On Behalf of | May 30, 2024 | Civil Litigation |

Contesting a will in Texas can occur for various reasons. Three common grounds include undue influence, lack of testamentary capacity and fraud.

Understanding these grounds is important when there is a dispute over the validity of a will.

1. Undue influence

Undue influence occurs when someone exerts excessive pressure on the testator, the person who made the will, to change or create a will in a way that benefits the influencer. This pressure must overpower the testator’s free will, causing them to act against their true intentions.

Evidence of undue influence can include isolation of the testator from family and friends, dependence on the influencer for care and sudden, unexplained changes in the will that favor the influencer.

2. Lack of testamentary capacity

Testamentary capacity refers to the testator’s legal and mental ability to make or alter a valid will. For a will to be valid, the testator must understand the nature of the act of making a will, know the extent of their property, recognize the natural beneficiaries of their estate and understand the disposition they are making.

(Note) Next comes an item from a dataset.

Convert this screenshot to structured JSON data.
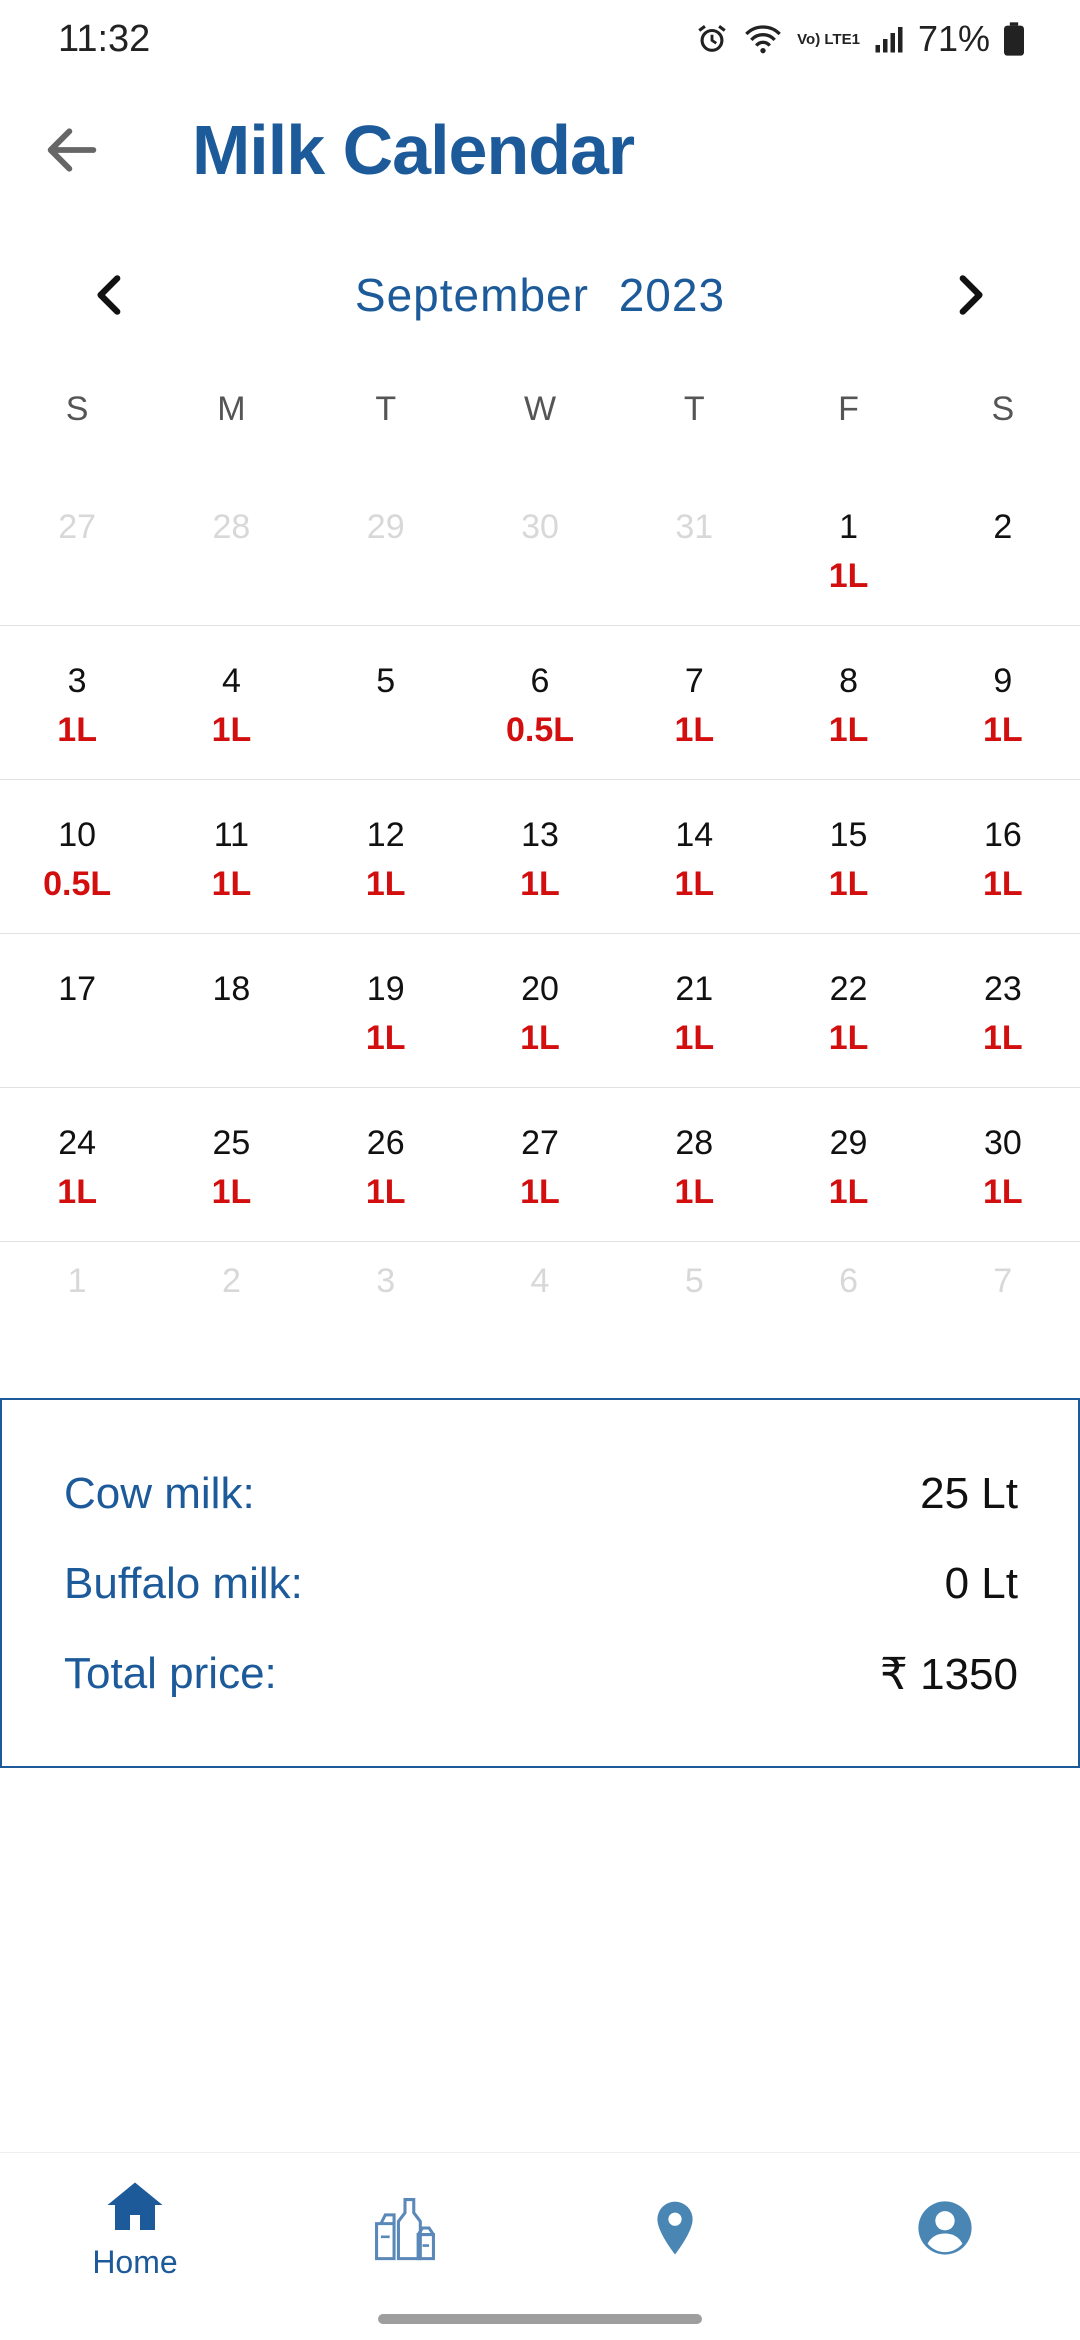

If it can be shown that the testator did not meet these criteria due to mental illness, dementia or other conditions affecting their cognitive functions, the will can be contested and potentially invalidated. Evidence such as medical records and witness testimonies can prove lack of testamentary capacity.

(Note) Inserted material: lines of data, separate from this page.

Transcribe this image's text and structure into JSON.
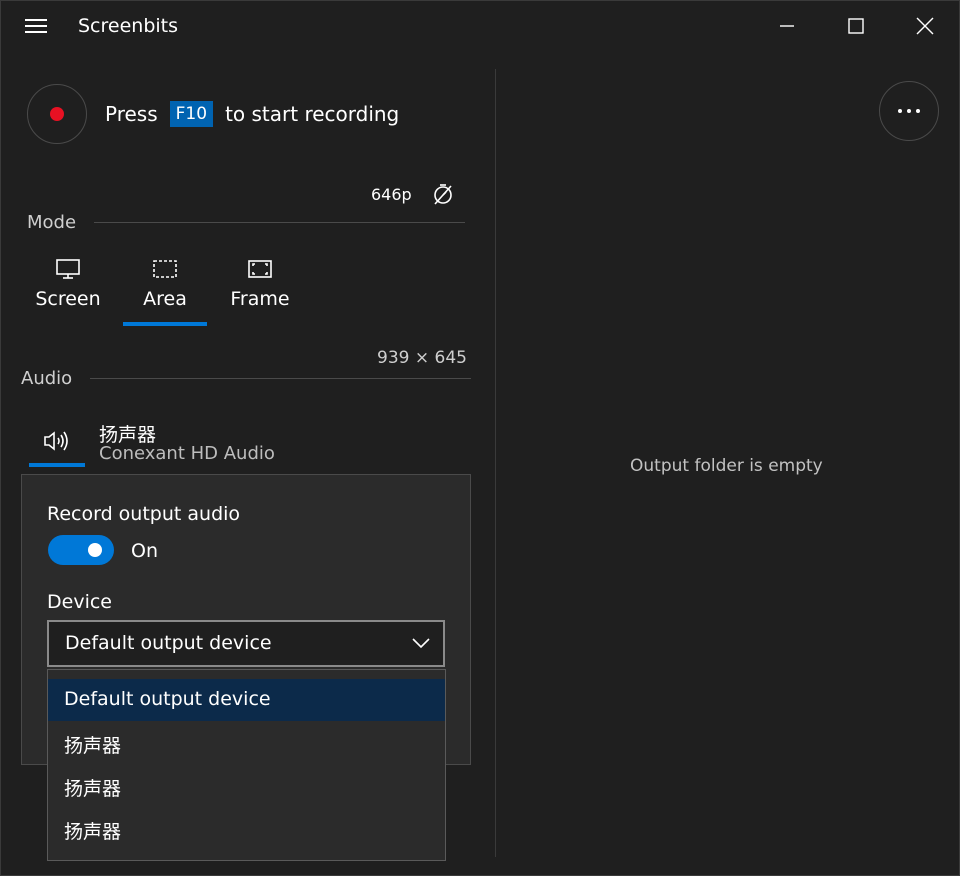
{
  "window": {
    "title": "Screenbits",
    "menu_icon": "hamburger-icon",
    "minimize_icon": "minimize-icon",
    "maximize_icon": "maximize-icon",
    "close_icon": "close-icon"
  },
  "recording": {
    "press_label": "Press",
    "hotkey": "F10",
    "start_label": "to start recording",
    "record_color": "#e81123"
  },
  "capture": {
    "fps": "646p",
    "timer_icon": "timer-off-icon"
  },
  "mode": {
    "section_label": "Mode",
    "items": [
      {
        "label": "Screen",
        "icon": "monitor-icon"
      },
      {
        "label": "Area",
        "icon": "area-select-icon"
      },
      {
        "label": "Frame",
        "icon": "frame-icon"
      }
    ],
    "selected": "Area",
    "size": "939 × 645"
  },
  "audio": {
    "section_label": "Audio",
    "icon": "speaker-icon",
    "name": "扬声器",
    "device": "Conexant HD Audio"
  },
  "flyout": {
    "title": "Record output audio",
    "toggle_state": "On",
    "toggle_on": true,
    "device_label": "Device",
    "selected_device": "Default output device",
    "options": [
      "Default output device",
      "扬声器",
      "扬声器",
      "扬声器"
    ]
  },
  "output": {
    "empty_text": "Output folder is empty",
    "more_icon": "more-icon"
  },
  "colors": {
    "accent": "#0078d7",
    "background": "#1f1f1f",
    "flyout": "#2b2b2b",
    "selected_item": "#0c2a4a"
  }
}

3. Fraud

Fraud involves deceit or trickery to manipulate the testator into creating or altering a will. There are several types of fraud, including fraud in the inducement and fraud in the execution.

Fraud in the inducement occurs when someone misleads the testator into making certain decisions based on false information. Fraud in the execution involves deceiving the testator about the document they are signing, such as thinking it is a different document entirely.

Each ground requires substantial evidence to prove. However, if proof occurs, the court can declare the will invalid.